Information provided:
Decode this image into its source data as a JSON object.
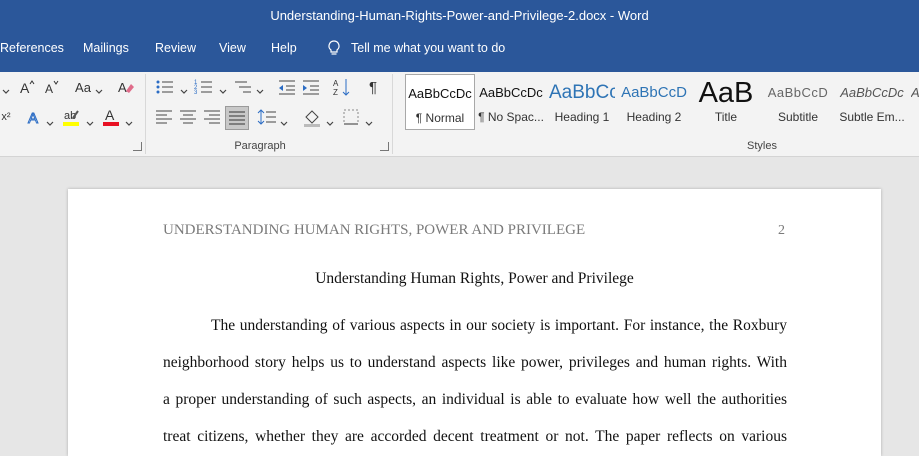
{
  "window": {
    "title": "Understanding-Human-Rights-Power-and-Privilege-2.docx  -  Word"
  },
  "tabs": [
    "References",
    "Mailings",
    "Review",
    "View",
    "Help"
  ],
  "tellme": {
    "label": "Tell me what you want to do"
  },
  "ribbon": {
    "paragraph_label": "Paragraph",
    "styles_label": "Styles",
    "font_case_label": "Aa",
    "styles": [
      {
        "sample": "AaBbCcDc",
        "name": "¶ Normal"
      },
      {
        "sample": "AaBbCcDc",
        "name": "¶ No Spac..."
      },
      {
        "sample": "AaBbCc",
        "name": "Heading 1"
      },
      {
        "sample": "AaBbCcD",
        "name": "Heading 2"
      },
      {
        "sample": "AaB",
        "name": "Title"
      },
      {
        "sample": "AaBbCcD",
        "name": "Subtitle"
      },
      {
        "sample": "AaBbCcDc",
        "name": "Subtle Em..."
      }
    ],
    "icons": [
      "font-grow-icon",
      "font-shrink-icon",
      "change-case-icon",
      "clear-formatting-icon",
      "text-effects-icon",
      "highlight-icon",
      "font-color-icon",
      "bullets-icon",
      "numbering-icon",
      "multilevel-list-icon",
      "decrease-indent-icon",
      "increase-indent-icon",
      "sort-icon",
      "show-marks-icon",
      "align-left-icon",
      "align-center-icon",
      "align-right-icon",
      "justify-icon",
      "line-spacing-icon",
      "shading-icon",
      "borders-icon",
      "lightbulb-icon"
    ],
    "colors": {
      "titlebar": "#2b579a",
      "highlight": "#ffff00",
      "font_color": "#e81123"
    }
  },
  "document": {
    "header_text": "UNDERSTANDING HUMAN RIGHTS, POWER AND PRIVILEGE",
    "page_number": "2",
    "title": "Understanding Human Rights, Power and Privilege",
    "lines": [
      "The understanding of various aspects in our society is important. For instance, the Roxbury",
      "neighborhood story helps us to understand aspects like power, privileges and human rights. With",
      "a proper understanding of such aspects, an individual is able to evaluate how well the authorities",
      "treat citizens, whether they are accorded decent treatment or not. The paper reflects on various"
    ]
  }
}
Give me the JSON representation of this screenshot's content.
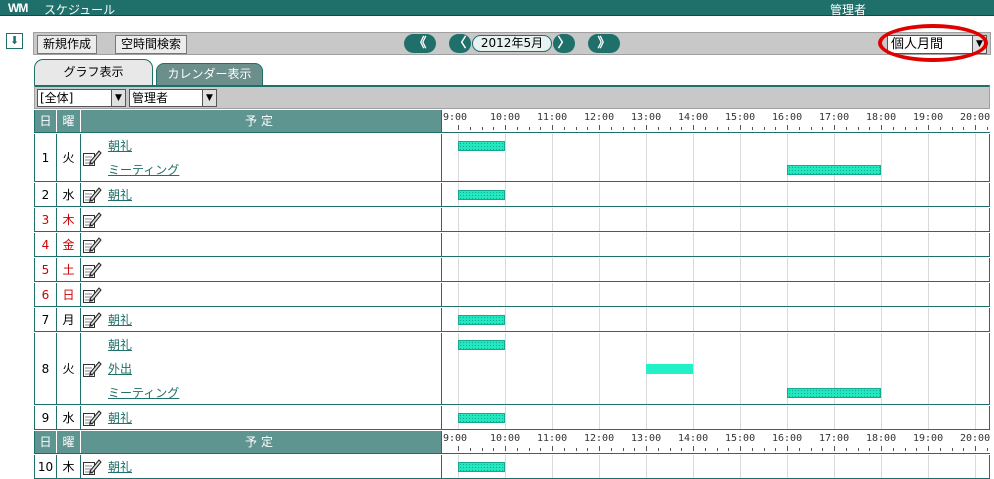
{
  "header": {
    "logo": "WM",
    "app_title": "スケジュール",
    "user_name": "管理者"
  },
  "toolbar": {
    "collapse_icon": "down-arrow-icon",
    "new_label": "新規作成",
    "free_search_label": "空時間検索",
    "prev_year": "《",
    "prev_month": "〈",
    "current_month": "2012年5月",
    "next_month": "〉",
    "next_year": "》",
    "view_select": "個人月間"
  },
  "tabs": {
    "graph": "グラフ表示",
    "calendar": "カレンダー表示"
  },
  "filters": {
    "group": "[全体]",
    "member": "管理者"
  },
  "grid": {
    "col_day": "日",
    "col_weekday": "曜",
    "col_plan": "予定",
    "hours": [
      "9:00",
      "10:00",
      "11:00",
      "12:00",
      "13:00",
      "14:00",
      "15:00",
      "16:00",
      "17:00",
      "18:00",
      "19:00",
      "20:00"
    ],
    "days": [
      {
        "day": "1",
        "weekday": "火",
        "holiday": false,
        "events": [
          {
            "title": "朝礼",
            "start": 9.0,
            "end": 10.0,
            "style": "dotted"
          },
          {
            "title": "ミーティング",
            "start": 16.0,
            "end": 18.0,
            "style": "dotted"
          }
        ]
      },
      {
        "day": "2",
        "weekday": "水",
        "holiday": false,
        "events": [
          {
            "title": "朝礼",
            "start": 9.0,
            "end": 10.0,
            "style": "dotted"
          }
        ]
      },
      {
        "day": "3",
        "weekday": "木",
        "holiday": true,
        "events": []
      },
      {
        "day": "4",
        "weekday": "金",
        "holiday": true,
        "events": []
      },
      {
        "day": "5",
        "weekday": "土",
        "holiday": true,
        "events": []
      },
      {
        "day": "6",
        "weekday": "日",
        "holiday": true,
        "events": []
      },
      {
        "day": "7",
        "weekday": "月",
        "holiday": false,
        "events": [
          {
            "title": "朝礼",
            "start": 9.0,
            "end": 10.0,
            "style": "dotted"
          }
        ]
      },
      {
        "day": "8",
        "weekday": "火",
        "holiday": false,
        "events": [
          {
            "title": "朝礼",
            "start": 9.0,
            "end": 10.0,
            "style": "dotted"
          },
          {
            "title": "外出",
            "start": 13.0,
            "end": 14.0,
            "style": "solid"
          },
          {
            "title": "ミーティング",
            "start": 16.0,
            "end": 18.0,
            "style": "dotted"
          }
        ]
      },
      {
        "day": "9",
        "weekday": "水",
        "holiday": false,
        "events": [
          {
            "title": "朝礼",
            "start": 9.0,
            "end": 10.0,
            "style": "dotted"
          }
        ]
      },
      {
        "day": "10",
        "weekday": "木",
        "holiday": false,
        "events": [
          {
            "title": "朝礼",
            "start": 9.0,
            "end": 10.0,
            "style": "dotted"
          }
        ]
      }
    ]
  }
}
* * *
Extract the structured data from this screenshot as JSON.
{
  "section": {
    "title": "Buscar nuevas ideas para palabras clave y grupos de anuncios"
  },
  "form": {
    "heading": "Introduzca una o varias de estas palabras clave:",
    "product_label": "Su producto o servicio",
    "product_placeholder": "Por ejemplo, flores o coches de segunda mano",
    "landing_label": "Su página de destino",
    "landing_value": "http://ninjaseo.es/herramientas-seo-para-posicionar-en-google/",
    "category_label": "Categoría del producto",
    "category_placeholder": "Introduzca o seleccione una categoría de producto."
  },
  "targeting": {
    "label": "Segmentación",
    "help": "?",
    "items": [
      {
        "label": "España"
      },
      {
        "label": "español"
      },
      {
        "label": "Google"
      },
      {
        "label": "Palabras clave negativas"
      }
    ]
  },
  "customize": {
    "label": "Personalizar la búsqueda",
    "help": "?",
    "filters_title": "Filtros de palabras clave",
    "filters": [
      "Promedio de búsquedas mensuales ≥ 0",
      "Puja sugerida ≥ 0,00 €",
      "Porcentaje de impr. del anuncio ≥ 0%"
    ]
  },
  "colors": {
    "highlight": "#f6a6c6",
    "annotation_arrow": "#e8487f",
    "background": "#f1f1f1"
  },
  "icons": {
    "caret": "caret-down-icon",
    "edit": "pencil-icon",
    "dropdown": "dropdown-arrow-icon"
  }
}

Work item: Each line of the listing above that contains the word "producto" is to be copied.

Response for this exercise:
    "product_label": "Su producto o servicio",
    "category_label": "Categoría del producto",
    "category_placeholder": "Introduzca o seleccione una categoría de producto."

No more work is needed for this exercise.